TASK TO COMPLETE
The line containing "Serialize everything readable" and every line after it, through the end of the records below, are to be reproduced exactly, with the pictures left out.

EXERCISE INPUTS
● ● ●
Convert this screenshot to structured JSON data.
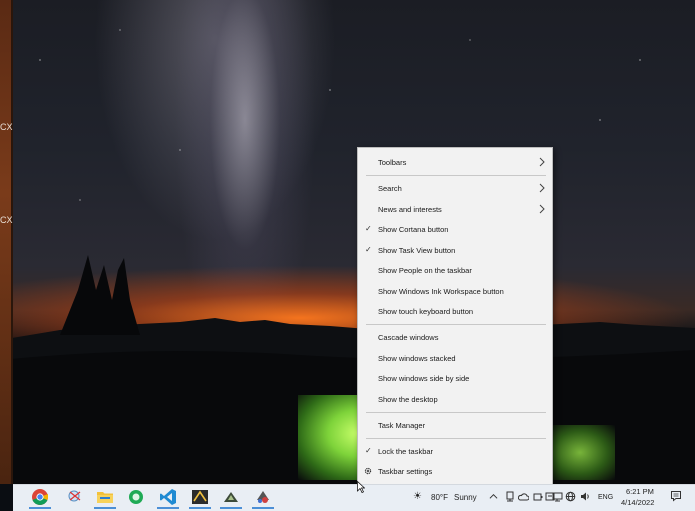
{
  "desktop": {
    "left_labels": [
      "CX",
      "CX"
    ]
  },
  "context_menu": {
    "items": [
      {
        "label": "Toolbars",
        "checked": false,
        "submenu": true
      },
      {
        "label": "Search",
        "checked": false,
        "submenu": true
      },
      {
        "label": "News and interests",
        "checked": false,
        "submenu": true
      },
      {
        "label": "Show Cortana button",
        "checked": true,
        "submenu": false
      },
      {
        "label": "Show Task View button",
        "checked": true,
        "submenu": false
      },
      {
        "label": "Show People on the taskbar",
        "checked": false,
        "submenu": false
      },
      {
        "label": "Show Windows Ink Workspace button",
        "checked": false,
        "submenu": false
      },
      {
        "label": "Show touch keyboard button",
        "checked": false,
        "submenu": false
      },
      {
        "label": "Cascade windows",
        "checked": false,
        "submenu": false
      },
      {
        "label": "Show windows stacked",
        "checked": false,
        "submenu": false
      },
      {
        "label": "Show windows side by side",
        "checked": false,
        "submenu": false
      },
      {
        "label": "Show the desktop",
        "checked": false,
        "submenu": false
      },
      {
        "label": "Task Manager",
        "checked": false,
        "submenu": false
      },
      {
        "label": "Lock the taskbar",
        "checked": true,
        "submenu": false
      },
      {
        "label": "Taskbar settings",
        "checked": false,
        "submenu": false,
        "icon": "gear-icon"
      }
    ],
    "check_glyph": "✓"
  },
  "taskbar": {
    "pinned_apps": [
      {
        "name": "chrome-icon"
      },
      {
        "name": "snipping-tool-icon"
      },
      {
        "name": "file-explorer-icon"
      },
      {
        "name": "green-app-icon"
      },
      {
        "name": "vscode-icon"
      },
      {
        "name": "terminal-app-icon"
      },
      {
        "name": "pen-app-icon"
      },
      {
        "name": "paint-app-icon"
      }
    ],
    "weather": {
      "temp": "80°F",
      "condition": "Sunny"
    },
    "language": "ENG",
    "time": "6:21 PM",
    "date": "4/14/2022"
  }
}
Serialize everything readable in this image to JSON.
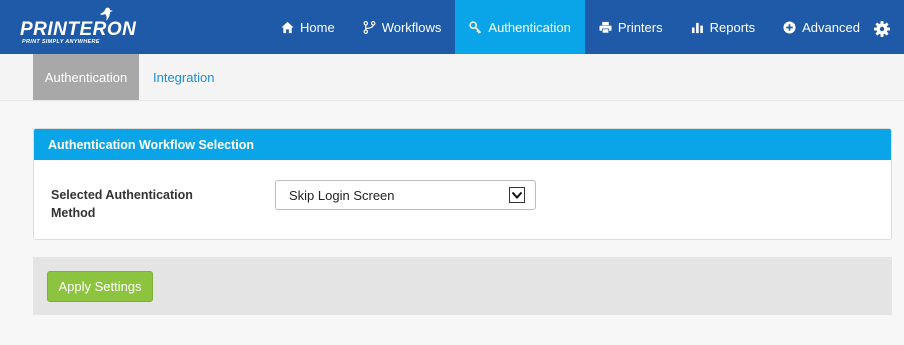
{
  "logo": {
    "name": "PRINTERON",
    "tagline": "PRINT SIMPLY ANYWHERE"
  },
  "nav": {
    "items": [
      {
        "label": "Home",
        "icon": "home-icon"
      },
      {
        "label": "Workflows",
        "icon": "workflow-icon"
      },
      {
        "label": "Authentication",
        "icon": "key-icon",
        "active": true
      },
      {
        "label": "Printers",
        "icon": "printer-icon"
      },
      {
        "label": "Reports",
        "icon": "bar-chart-icon"
      },
      {
        "label": "Advanced",
        "icon": "plus-circle-icon"
      }
    ],
    "settings_icon": "gear-icon"
  },
  "subtabs": {
    "items": [
      {
        "label": "Authentication",
        "active": true
      },
      {
        "label": "Integration",
        "active": false
      }
    ]
  },
  "panel": {
    "title": "Authentication Workflow Selection",
    "field_label": "Selected Authentication Method",
    "selected_value": "Skip Login Screen"
  },
  "actions": {
    "apply_label": "Apply Settings"
  },
  "colors": {
    "topbar": "#1e5aa8",
    "active_nav": "#0aa4e8",
    "panel_header": "#0aa4e8",
    "apply_button": "#8cc43f",
    "link": "#1b8fd6"
  }
}
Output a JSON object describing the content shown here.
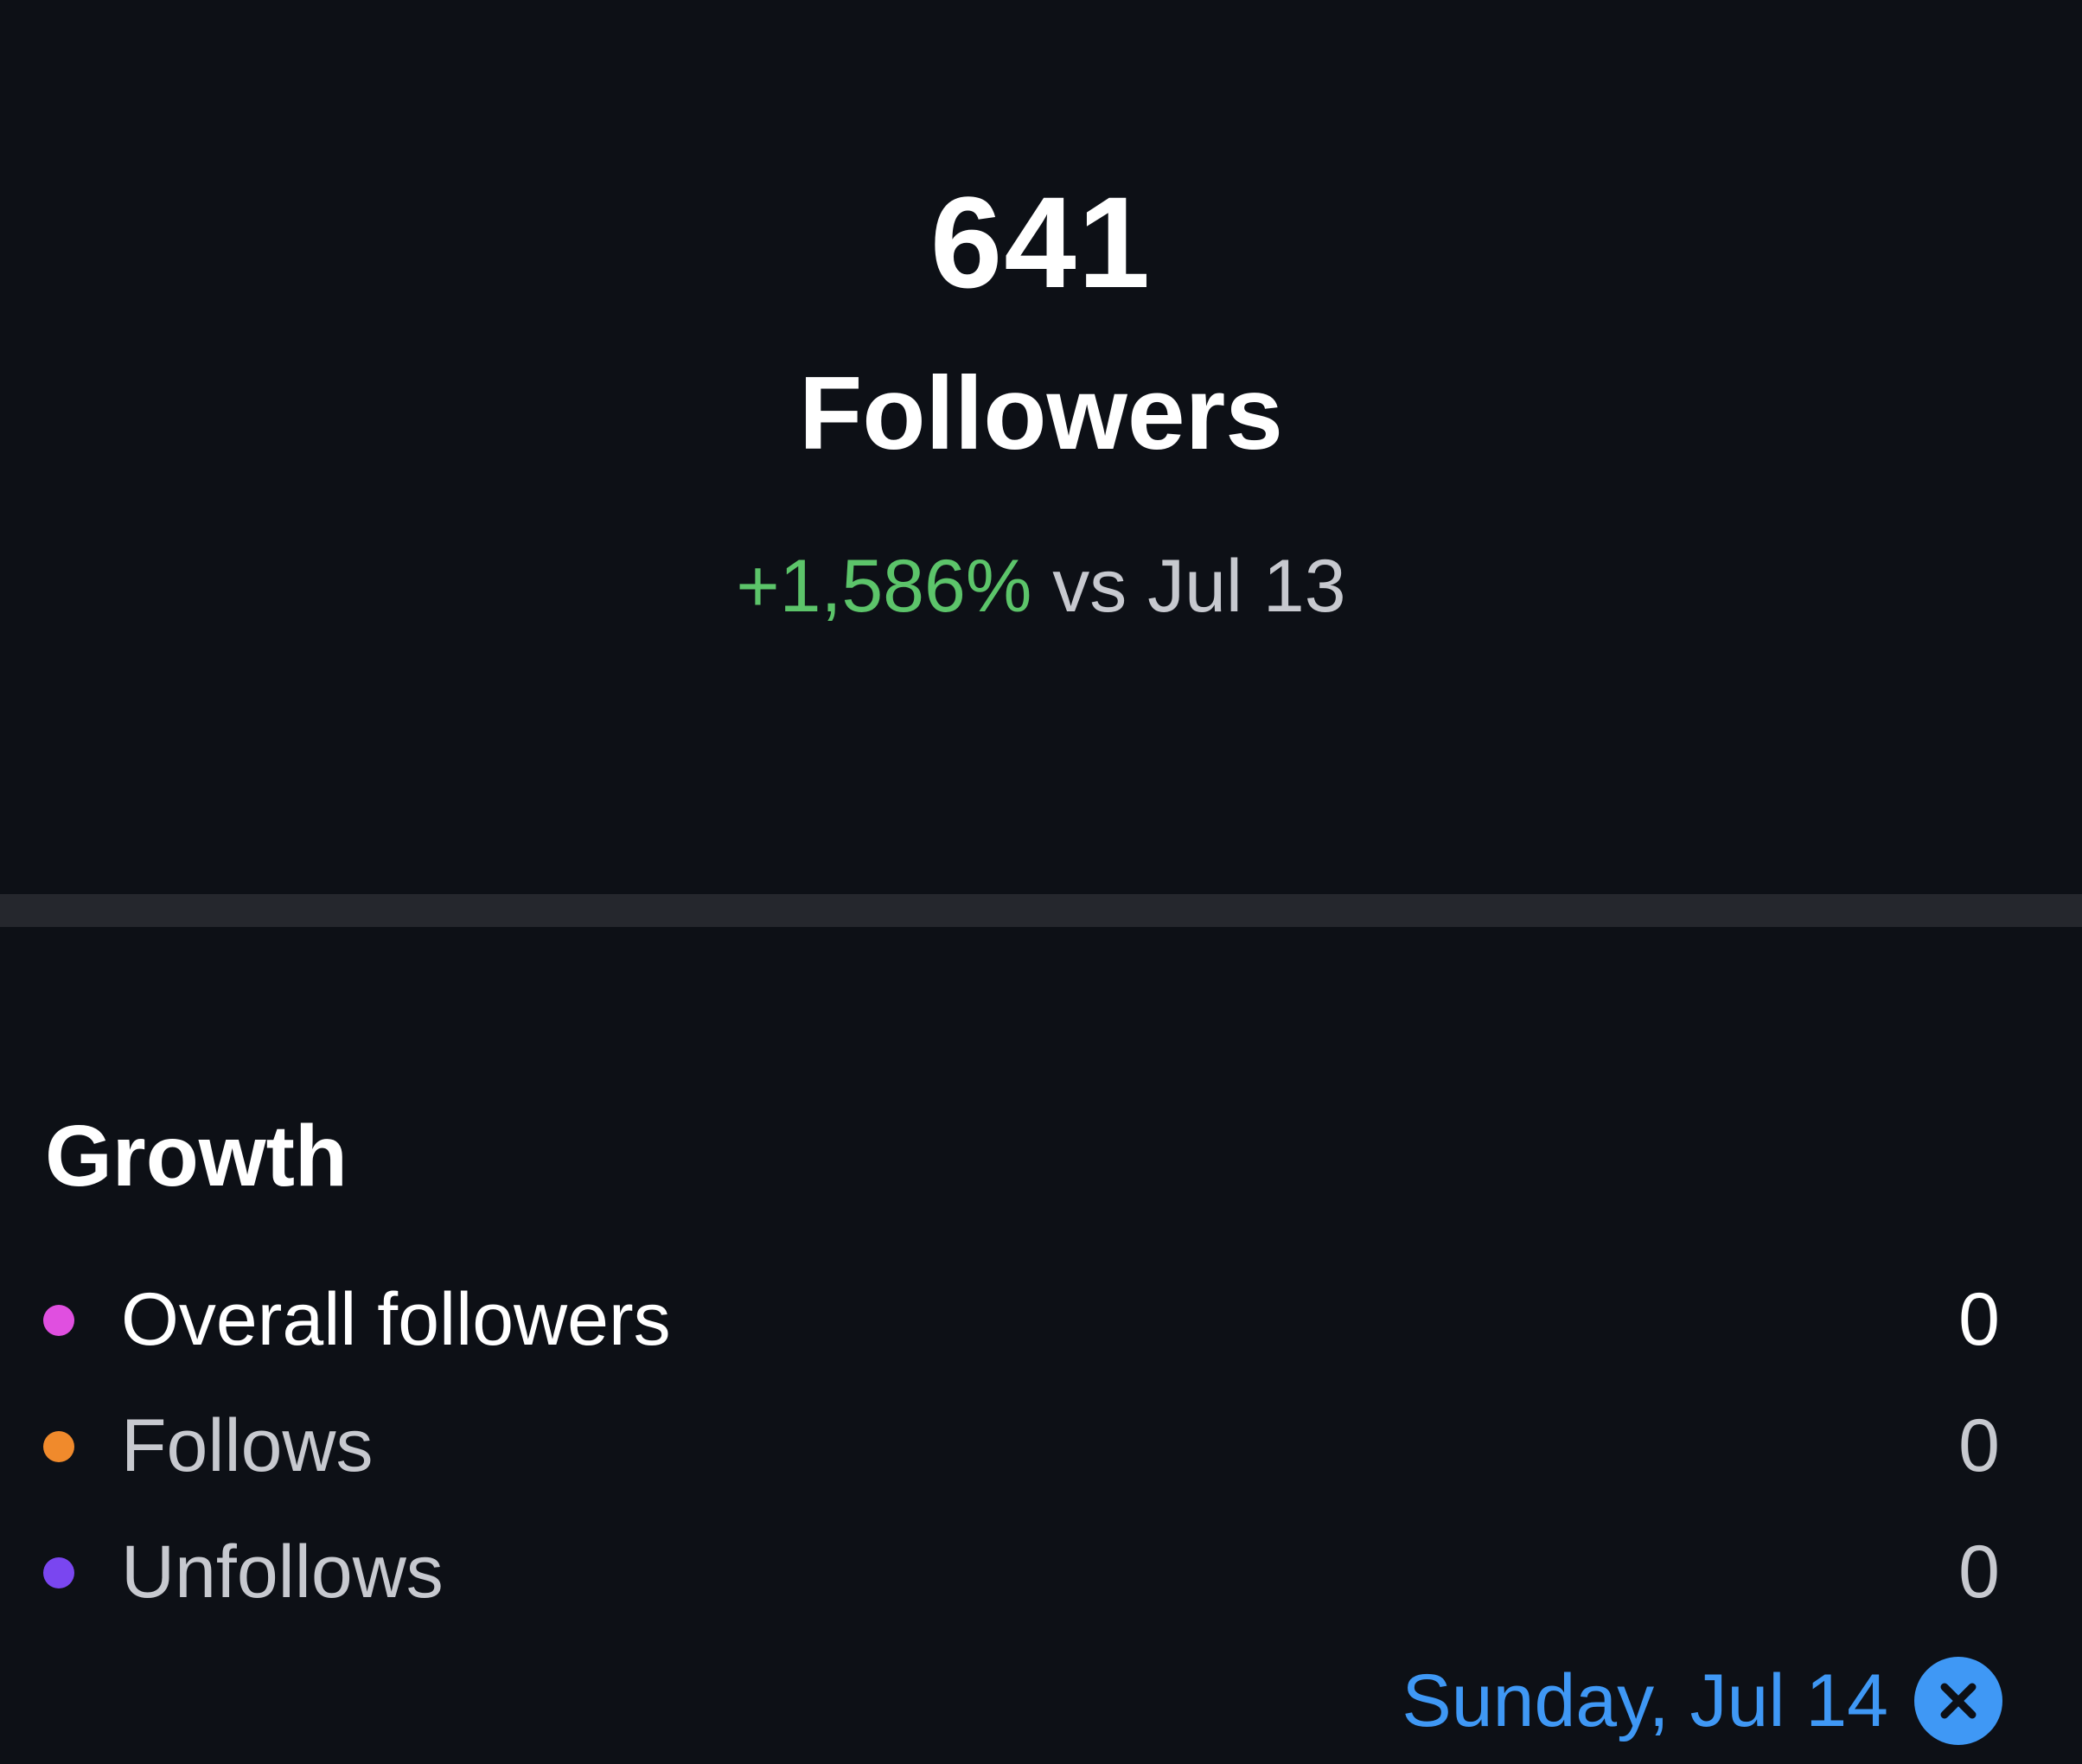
{
  "summary": {
    "value": "641",
    "label": "Followers",
    "change_percent": "+1,586%",
    "change_comparison": "vs Jul 13"
  },
  "growth": {
    "title": "Growth",
    "items": [
      {
        "label": "Overall followers",
        "value": "0",
        "dot_color": "#e04fe0"
      },
      {
        "label": "Follows",
        "value": "0",
        "dot_color": "#f08a2c"
      },
      {
        "label": "Unfollows",
        "value": "0",
        "dot_color": "#7a46f0"
      }
    ]
  },
  "selection": {
    "date_label": "Sunday, Jul 14",
    "clear_icon": "close-icon"
  },
  "colors": {
    "background": "#0d1016",
    "positive": "#5cc46a",
    "accent": "#3f98f5",
    "divider": "#25272d"
  }
}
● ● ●
PROBLEM SOLUTION
Serialize everything readable in this image to JSON.
{
  "logo": {
    "name": "PRINTERON",
    "tagline": "PRINT SIMPLY ANYWHERE"
  },
  "nav": {
    "items": [
      {
        "label": "Home",
        "icon": "home-icon"
      },
      {
        "label": "Workflows",
        "icon": "workflow-icon"
      },
      {
        "label": "Authentication",
        "icon": "key-icon",
        "active": true
      },
      {
        "label": "Printers",
        "icon": "printer-icon"
      },
      {
        "label": "Reports",
        "icon": "bar-chart-icon"
      },
      {
        "label": "Advanced",
        "icon": "plus-circle-icon"
      }
    ],
    "settings_icon": "gear-icon"
  },
  "subtabs": {
    "items": [
      {
        "label": "Authentication",
        "active": true
      },
      {
        "label": "Integration",
        "active": false
      }
    ]
  },
  "panel": {
    "title": "Authentication Workflow Selection",
    "field_label": "Selected Authentication Method",
    "selected_value": "Skip Login Screen"
  },
  "actions": {
    "apply_label": "Apply Settings"
  },
  "colors": {
    "topbar": "#1e5aa8",
    "active_nav": "#0aa4e8",
    "panel_header": "#0aa4e8",
    "apply_button": "#8cc43f",
    "link": "#1b8fd6"
  }
}
Output a JSON object describing the content shown here.
{
  "summary": {
    "value": "641",
    "label": "Followers",
    "change_percent": "+1,586%",
    "change_comparison": "vs Jul 13"
  },
  "growth": {
    "title": "Growth",
    "items": [
      {
        "label": "Overall followers",
        "value": "0",
        "dot_color": "#e04fe0"
      },
      {
        "label": "Follows",
        "value": "0",
        "dot_color": "#f08a2c"
      },
      {
        "label": "Unfollows",
        "value": "0",
        "dot_color": "#7a46f0"
      }
    ]
  },
  "selection": {
    "date_label": "Sunday, Jul 14",
    "clear_icon": "close-icon"
  },
  "colors": {
    "background": "#0d1016",
    "positive": "#5cc46a",
    "accent": "#3f98f5",
    "divider": "#25272d"
  }
}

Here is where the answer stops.